only a few months shy of having three years of experience as
a foreman, the committee awarded him the position in
consideration of his seniority. Id. at 4-5.
December 2016, Black applied for a lateral transfer to a
training position in the Distribution Dispatch Department.
ECF No. 95-2 and 14. Dispatch Manager Jesus Lopez was
responsible for hiring. ECF No. 73 at 5. Although Lopez
initially intended to interview all thirteen applicants,
Stevens instructed Lopez to interview only five candidates.
ECF No. 75 at 5. In approximately January 2017, he asked his
supervisor Fisher for advice about narrowing the applicants
to a group of five interviewees. ECF No. 73 at 5.
Fisher advised against interviewing Black based on
Fisher's opinion that Black interviewed poorly for the
supervising foreman position, and Fisher conveyed his belief
that Black recently had been disciplined. Id. at
5-6. Lopez further submitted that he personally had
interacted with Black sometime between June 2015 and December
2016 and had rejected a proposal by Black to perform work on
an energized transmission line. ECF No. 75 at 6. Lopez
recalled that Black had responded in “an angry
tone.” Id. at 6. That interaction convinced
Lopez that Black did not have the appropriate temperament for
the Distribution Dispatcher position. Id.

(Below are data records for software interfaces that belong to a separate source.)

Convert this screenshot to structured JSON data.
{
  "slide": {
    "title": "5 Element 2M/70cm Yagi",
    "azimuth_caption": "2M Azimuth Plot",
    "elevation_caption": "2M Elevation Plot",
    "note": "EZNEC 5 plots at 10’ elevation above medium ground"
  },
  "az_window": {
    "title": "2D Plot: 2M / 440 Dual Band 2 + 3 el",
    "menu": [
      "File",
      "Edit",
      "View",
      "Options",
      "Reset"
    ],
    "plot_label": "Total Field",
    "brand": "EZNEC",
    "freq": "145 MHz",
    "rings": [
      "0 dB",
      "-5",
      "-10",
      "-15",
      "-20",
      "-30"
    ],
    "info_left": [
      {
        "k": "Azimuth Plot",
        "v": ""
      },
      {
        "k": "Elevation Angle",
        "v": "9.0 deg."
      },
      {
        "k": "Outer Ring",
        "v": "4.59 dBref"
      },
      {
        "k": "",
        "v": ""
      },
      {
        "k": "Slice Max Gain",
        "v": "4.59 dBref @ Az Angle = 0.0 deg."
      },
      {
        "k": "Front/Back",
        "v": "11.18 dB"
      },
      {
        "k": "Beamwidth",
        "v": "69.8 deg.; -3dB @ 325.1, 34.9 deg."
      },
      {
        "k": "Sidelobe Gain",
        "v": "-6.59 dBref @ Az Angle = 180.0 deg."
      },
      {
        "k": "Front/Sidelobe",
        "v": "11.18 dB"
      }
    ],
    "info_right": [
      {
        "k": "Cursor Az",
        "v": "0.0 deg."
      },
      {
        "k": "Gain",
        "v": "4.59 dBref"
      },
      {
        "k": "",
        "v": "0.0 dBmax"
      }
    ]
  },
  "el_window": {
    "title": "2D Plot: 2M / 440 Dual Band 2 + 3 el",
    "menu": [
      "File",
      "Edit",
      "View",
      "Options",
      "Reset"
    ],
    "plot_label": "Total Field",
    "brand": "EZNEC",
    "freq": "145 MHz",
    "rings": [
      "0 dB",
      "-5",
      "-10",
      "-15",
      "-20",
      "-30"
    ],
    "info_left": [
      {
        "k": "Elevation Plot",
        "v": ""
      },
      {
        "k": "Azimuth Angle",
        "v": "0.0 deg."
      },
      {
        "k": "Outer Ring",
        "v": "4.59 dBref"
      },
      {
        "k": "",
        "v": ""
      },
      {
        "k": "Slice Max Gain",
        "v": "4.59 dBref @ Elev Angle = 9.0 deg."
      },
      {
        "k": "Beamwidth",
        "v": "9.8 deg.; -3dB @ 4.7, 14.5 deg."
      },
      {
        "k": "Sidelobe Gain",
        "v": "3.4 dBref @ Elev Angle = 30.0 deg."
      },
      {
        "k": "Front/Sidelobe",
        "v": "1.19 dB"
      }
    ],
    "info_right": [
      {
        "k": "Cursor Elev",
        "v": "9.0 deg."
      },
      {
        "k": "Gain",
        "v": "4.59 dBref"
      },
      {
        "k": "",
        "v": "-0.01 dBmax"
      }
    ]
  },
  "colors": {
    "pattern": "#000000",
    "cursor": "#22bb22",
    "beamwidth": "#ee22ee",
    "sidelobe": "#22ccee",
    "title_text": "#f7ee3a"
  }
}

was not interviewed and was not offered the position of
Distribution Dispatcher. ECF No. 95-2 at 14. Black denies
that he asked to work on an energized transmission line or
ever previously interacted with Lopez. Id. Black
also contends that he was qualified for the Distribution
Dispatch position and had trained one of the candidates,
Dustin Kagele, who was in his early thirties and was
ultimately selected for one of the two open positions.
Foreman Hiring in 2018
filled another supervising foreman position, this time at the
Ephrata Service Center, in January 2018. ECF No. 70 at 3. One
of the union representatives, Tony Alberti, and one of the
PUD managers, Heimbigner, on the hiring committee also had
participated in the fall 2016 hiring committee in which Black
was not selected for the other supervising foreman position.
Id. at 1-3. Alberti recounted that the committee was
unanimous that Scott Elliott was the best candidate, that
Alberti has long known that Elliott is a member of ...